Every year, on the evening of the full moon of the 12th month in the traditional Thai lunar calendar, Thailand celebrates Loi Krathong. In Northern Thailand, where Mae Sai is located, Loi Krathong coincides with Yi Peng festival that is celebrated on the evening of the full moon of 2nd month in the traditional Lanna lunar calendar. Both festivals have the same origin in Vedism. These ancient rituals were adopted by Buddhism. They mark one of the most important holidays in Thailand today.
All over Thailand, people will build small floats (called Krathong) from a slice of a trunk of a banana tree, decorate it with elaborately folded banana leafs, flowers, candles, and joss sticks. In the evening, people will set these floats free on rivers, lakes, or ponds making wishes while doing so.
In Northern Thailand people will additionally set sky lanterns, called Khom Loi, free. These little hot air balloons are made of thin paper and are inflated and carried by a small fire underneath.
The fire from the candles and from the sky lanterns is a symbol for the light of Buddha and the drifting away of the Krathong and the Khom Loi symbolizes letting go of all one’s hatred, anger, and defilements.

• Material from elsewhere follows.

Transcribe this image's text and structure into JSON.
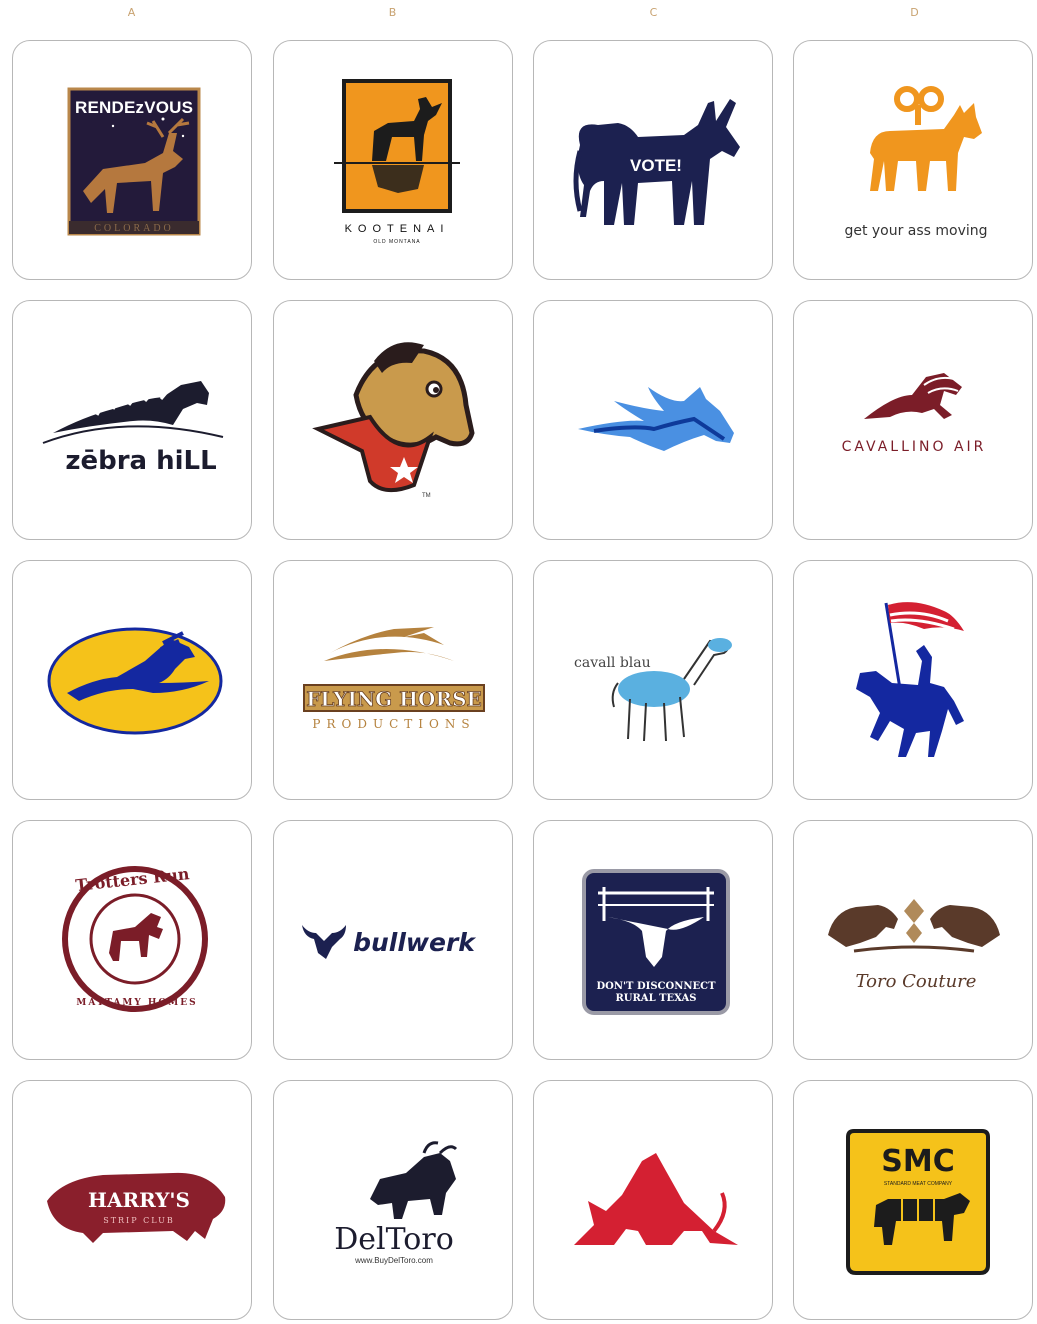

During the afternoon of Loi Krathong Day, the students of our Half Day School will build their own Krathongs which they will set free in the evening so their wishes will come true, and they will having good luck in the future.